I recently heard comments in podcasts and have seen people talking about how Tumblr/Twitter/social media is such useless a time sink and they don’t understand or can’t see the potential for it in relation to creators (comic makers, illustrators, craft makers, etc). This got me thinking more about how social media users like myself, “Generation Y” kids, consume and process information.
I think my earliest recollection of computer use was playing a point-and-click adventure game on a Macintosh Classic when I was maybe 5 or 6 years old. When I was 11 years old (2001) I started using the computer more regularly and started going on forums and playing online games. At 13 I made a Deviantart account and started posting (oekaki) artwork and entered a world of digital friend-making, chatting and eventually networking. The world was connected but it was slow.
There was a lot of great thoughts and discussion around my previous post on internet culture, social media and creative individuals. In that smattering of thoughts, I briefly touched on methods of delivering creative content in a way that is the most effective as well as how internet consumerism affects how we think and present ourselves and our work online.

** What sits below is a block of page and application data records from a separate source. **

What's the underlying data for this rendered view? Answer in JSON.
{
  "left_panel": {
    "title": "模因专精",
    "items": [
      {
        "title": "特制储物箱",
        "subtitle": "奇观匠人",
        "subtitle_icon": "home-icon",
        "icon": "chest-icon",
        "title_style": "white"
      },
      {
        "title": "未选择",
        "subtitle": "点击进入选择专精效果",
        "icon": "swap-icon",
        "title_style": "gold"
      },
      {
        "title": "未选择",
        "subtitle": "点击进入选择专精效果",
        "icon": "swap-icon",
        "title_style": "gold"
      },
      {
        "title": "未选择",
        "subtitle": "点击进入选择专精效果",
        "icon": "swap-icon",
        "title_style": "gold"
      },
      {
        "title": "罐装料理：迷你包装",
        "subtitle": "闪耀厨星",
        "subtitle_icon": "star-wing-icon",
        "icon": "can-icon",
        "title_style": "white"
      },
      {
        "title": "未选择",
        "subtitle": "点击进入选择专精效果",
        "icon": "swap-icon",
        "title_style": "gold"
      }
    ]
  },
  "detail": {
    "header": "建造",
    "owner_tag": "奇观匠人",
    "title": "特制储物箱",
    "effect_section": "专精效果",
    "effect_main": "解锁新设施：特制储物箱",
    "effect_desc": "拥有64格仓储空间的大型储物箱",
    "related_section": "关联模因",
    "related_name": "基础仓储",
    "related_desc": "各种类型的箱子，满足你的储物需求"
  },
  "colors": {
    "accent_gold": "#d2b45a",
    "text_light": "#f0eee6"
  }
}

So while its fresh in my mind I thought I’d delve a little bit more into my ideas and observations on social media and maintaining an presence online specifically for creative individuals trying to make a living off of their work. It’s obvious social media is a key factor for trying to reach an audience yet people still think of social media as old-school advertising, flashing pictures and text on a billboard on the side of the road. Being present is only half of how social media functions. The other half is engaging— and not you engaging the viewer but the viewer engaging you. Social media isn’t so much being a salesperson anymore, it’s about just being a person.